"We were about 90 percent of the way there and I think there's a path to complete this," Mnuchin said in an appearance on CNBC.

"The message we want to hear is that they want to come back to the table and continue because I think there is a good outcome for their economy and the U.S. economy to get balanced trade and to continue to build on this relationship," he said. 

Mnuchin's comments as President Trump prepares to meet with Chinese President Xi Jinping at the G-20 summit Saturday as he seeks to reboot trade talks after they fell apart in May.

  • Trump and China appeared close to a deal in April, but the president threatened to impose tariffs on $300 billion in Chinese goods in May after Beijing officials reportedly backtracked on previous commitments.
  • The breakdown in trade talks between the U.S. and China rattled financial markets as both economies strain under the pressure of a nearly year-long trade war. 


Export-Import Bank deal in peril amid Democratic backlash: A bipartisan deal to reauthorize and overhaul the Export-Import Bank is in peril after a House committee was forced to delay action on the measure amid backlash from Democrats.

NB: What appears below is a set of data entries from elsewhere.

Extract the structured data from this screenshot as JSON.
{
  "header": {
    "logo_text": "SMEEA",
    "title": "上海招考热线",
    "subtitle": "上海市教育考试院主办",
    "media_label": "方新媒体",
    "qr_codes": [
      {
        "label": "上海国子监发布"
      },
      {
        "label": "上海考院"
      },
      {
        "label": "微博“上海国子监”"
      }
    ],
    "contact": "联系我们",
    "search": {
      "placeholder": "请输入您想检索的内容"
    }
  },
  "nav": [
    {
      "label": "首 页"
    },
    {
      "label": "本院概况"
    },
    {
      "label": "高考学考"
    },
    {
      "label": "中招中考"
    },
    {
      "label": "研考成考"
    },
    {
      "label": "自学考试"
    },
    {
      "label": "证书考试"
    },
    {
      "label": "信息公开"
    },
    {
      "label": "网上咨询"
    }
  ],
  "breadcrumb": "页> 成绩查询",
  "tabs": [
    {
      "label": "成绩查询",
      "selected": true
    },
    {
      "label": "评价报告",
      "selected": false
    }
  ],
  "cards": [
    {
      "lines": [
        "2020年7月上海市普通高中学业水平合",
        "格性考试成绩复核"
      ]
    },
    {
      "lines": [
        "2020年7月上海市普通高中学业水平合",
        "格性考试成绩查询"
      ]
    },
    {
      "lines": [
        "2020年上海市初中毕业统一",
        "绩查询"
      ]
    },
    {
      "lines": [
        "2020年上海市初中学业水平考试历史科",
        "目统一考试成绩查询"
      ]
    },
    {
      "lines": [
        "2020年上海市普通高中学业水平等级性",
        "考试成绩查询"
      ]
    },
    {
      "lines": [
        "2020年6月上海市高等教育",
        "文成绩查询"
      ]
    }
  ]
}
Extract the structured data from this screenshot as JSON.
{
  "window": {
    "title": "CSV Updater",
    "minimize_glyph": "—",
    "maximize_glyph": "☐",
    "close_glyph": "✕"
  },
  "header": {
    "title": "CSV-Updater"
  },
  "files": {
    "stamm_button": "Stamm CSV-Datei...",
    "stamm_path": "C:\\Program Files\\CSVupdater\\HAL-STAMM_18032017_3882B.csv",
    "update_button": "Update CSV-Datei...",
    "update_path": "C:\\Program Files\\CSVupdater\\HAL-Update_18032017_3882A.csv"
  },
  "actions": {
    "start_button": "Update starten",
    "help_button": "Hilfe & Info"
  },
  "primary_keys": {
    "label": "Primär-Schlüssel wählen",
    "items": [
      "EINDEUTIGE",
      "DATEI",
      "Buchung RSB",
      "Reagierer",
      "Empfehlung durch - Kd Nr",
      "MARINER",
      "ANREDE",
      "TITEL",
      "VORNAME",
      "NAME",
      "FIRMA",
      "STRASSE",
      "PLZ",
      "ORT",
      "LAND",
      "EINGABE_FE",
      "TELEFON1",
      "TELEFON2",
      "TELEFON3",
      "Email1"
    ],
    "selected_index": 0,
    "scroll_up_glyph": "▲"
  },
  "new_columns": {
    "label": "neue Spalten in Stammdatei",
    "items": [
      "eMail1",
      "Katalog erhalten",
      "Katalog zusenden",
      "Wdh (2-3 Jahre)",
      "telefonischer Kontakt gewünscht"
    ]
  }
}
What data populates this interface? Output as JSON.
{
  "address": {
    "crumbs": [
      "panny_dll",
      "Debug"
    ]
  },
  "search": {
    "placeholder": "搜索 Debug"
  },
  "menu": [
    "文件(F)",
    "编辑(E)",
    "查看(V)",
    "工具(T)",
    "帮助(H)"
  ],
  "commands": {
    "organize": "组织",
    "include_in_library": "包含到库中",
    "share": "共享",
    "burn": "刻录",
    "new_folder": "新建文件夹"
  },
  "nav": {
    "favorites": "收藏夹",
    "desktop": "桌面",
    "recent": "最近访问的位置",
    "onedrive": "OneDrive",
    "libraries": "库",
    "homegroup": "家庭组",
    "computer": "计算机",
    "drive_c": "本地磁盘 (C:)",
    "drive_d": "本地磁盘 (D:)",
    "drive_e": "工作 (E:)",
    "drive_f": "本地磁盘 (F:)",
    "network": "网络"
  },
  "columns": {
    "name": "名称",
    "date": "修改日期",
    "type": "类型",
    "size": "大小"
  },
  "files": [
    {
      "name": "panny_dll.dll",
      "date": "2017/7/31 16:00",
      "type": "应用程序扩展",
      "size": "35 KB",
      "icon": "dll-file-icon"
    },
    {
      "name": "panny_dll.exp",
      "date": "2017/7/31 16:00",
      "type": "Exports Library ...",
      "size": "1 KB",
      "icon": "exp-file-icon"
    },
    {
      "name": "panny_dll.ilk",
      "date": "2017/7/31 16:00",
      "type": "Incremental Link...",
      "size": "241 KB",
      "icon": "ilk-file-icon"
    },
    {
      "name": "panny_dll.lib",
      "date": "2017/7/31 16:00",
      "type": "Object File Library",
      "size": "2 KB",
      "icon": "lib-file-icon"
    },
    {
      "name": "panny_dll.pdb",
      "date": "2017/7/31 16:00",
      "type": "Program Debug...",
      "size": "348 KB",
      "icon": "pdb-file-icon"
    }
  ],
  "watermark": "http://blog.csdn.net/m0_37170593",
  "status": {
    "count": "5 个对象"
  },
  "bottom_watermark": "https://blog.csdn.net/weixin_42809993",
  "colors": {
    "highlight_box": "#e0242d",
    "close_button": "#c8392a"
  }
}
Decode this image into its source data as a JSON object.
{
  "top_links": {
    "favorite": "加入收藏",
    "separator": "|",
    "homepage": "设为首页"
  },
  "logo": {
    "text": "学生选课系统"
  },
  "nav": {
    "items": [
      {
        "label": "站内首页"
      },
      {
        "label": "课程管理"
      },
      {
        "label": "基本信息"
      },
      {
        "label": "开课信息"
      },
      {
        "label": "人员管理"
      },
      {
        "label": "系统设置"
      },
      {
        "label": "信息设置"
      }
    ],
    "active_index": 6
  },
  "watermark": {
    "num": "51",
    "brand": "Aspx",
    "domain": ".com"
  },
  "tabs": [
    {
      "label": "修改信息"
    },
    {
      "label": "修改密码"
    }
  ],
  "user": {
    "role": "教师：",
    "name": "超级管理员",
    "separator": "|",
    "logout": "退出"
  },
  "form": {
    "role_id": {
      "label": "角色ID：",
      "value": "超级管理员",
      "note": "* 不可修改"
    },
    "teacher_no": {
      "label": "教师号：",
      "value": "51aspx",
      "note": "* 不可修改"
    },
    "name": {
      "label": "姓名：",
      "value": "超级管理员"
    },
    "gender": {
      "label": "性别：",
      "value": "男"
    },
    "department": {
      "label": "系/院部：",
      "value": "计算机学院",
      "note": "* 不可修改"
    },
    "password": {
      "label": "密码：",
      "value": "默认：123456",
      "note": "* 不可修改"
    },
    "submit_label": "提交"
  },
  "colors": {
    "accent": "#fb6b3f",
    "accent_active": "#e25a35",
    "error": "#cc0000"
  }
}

The House Financial Services Committee was set to vote Wednesday on a bill from Chairwoman Maxine WatersMaxine Moore WatersOvernight Health Care: White House projects grim death toll from coronavirus | Trump warns of 'painful' weeks ahead | US surpasses China in official virus deaths | CDC says 25 percent of cases never show symptoms Democrats, Trump set to battle over implementing T relief bill Maxine Waters unleashes over Trump COVID-19 response: 'Stop congratulating yourself! You're a failure' MORE (D-Calif.) and ranking Republican Patrick McHenryPatrick Timothy McHenryBottom line Top GOP post on Oversight draws stiff competition Lawmakers shame ex-Wells Fargo directors for failing to reboot bank MORE (N.C.) to fund and reform the polarizing export subsidizer for five years.

That plan changed abruptly Wednesday when Waters was forced to pull the measure from a markup under pressure from her Democratic colleagues to loosen restrictions on lending to Chinese firms.

"We have a consensus that everyone wants to see Ex-Im reauthorized," Waters said while announcing the delay. "I am not giving up and I am asking Mr. McHenry not to give up."

I'll tell you what went wrong here.

  • After years of Republican efforts to shutter or limit the Ex-Im Bank, the deal between Waters and McHenry could represent the best chance to pass a bipartisan revamp of the agency.
  • But with a September deadline to fund the bank looming alongside partisan battles over budget caps and the federal debt limit, lawmakers are facing a dwindling timeline to strike a new deal.
  • Lawmakers are set to leave Washington as soon as Thursday and will spend the next week in their districts before returning to Capitol Hill. Waters and McHenry will then have just three weeks to strike and win support for a new deal before Congress breaks until September.



  • President Trump on Wednesday said tech giants Google and Facebook should be sued over alleged bias toward conservatives.



  • The Senate Health Committee on Wednesday voted to advance a bipartisan package aimed at lowering health care costs to the full Senate.